Whether scanner, IR transmitter, infrared camera ...
we will find the optimal optical filter
One of the primary goals in the development of image processing components or HMI (Human Machine Interfaces) is to achieve the best possible image contrast. Attempting to increase system performance in this regard by upgrading the "lighting" or "lens" components can significantly increase the cost of such a system. However, when the spectral characteristics of the object to be imaged are taken into account, it is found that optical filters can improve image quality with minimal impact on other design elements.
Transmission curves define optical filters
There is a range of filter types that are essentially defined by the structure of their transmission curves. Optical filters are devices that selectively transmit light of different wavelengths. Usually a glass or plastic window is installed in front of an electronic display or in the beam path. The panes are either dyed or coated to achieve the desired properties.
An optical filter can selectively transmit light in a specific wavelength range (colours), blocking or eliminating all other colours.
All kinds of optical filters - finding the right one for every application
The following types of optical filters in particular are used in industrial applications:
Absorbent filters are made of glass, PMMA or polycarbonate, to which various organic or inorganic additives have been added. These additives absorb the light of certain wavelengths while tranmis others.
Monochromatic filters made of colored glass, acrylic or polycarbonate allow light transmission only in a very narrow frequency or wavelength range (only one color).
The term "infrared filter" can be ambiguous, as it can be used for filters that transmit infrared light (and block other wavelengths / visible light) or absorb or reflect infrared light and transmit visible light.
When we talk about IR filters in our product documentation, it is always the former, i.e. filters that transmit infrared light and block the visible part of the light. (see LUXACRYL-IR)
Laser scanners and sensors require reduced light reflection, increased transmission and elimination of ambient light influences in order to optimize measurement and reading results. Likewise, open measuring and sensor units can be exposed to mechanical loads or aggressive substances that can have a lasting negative effect on their function.
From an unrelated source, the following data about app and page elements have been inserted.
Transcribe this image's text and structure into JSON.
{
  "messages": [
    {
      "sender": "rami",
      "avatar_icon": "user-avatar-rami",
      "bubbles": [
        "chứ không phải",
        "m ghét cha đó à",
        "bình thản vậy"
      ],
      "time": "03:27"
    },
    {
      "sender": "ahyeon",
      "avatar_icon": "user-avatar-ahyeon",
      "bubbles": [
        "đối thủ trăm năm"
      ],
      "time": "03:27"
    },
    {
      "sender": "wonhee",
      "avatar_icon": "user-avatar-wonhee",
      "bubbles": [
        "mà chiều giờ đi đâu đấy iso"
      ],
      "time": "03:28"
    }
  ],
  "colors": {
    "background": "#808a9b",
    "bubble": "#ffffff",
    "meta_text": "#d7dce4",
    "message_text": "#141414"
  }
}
ANTIFLEX®-2MC-AFP (crystal clear or in various shades of red) offers the perfect solution for high-quality scanner glass with maximum transmission and lowest residual reflection. This is precision cast acrylic with a multicoating on both sides that provides very low residual reflection and maximum transmission without compromising contour sharpness.
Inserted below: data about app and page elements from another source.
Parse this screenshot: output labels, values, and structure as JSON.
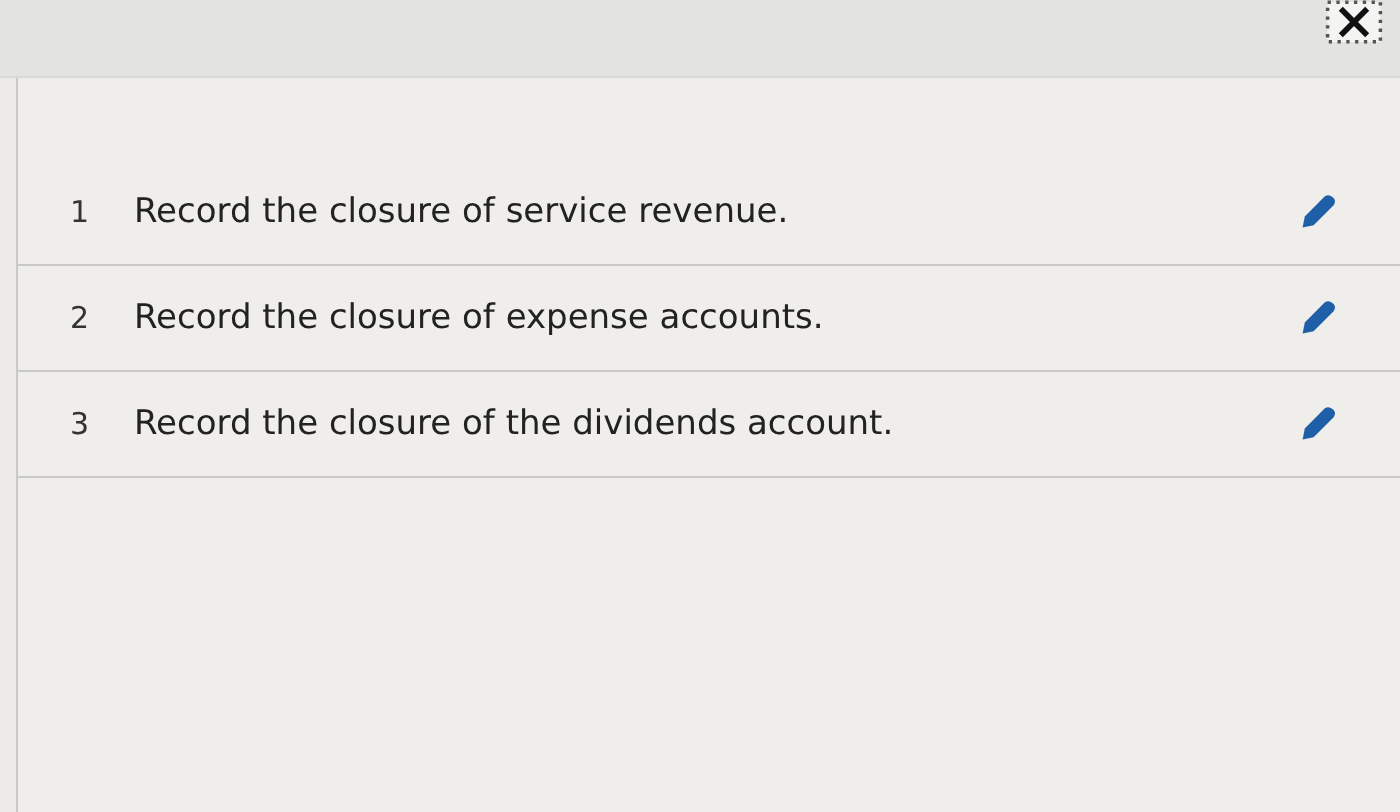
{
  "rows": [
    {
      "number": "1",
      "text": "Record the closure of service revenue."
    },
    {
      "number": "2",
      "text": "Record the closure of expense accounts."
    },
    {
      "number": "3",
      "text": "Record the closure of the dividends account."
    }
  ]
}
In addition, ANTIFLEX®-2MC-AFP is hard-coated on both sides with surface hardness increased to about 6-8 H. The front side has an anti-fingerprint coating to reduce fingerprints and facilitate cleaning.
ttv offers one of the world's largest portfolios of optical filters (glass, acrylic and polycarbonate) and most likely the right solution for the requirements of your specific application, too.
Frequently asked questions:
Which material is suitable for infrared applications?
All our acrylic glasses are transmittant up to approx. 2000 nm wavelength (except white tinted). The colour determines the wxct range where transmission is given. LUXACRYL®-IR, a black tinted acrylic glass, is suitable for pure IR applications. It blocks the visible light, but offers transmission in the near IR range up to approx. 1800 nm. LUXARYL-IR can also be produced with optical anti-reflection coating (multicoating) on request.
What type of cover glass do you recommend for scanners and sensors?
Our ANTIFLEX®-2MC-AFP offers highest possible transmission (>98%) combined with lowest possible reflection (<0.5% per side) to increase the accuracy of sensors and scanners and to minimize interference.
For wavelengths > 630 nm we also offer red colored ANTIFLEX-2MC-AFP to minimize interference of visible light.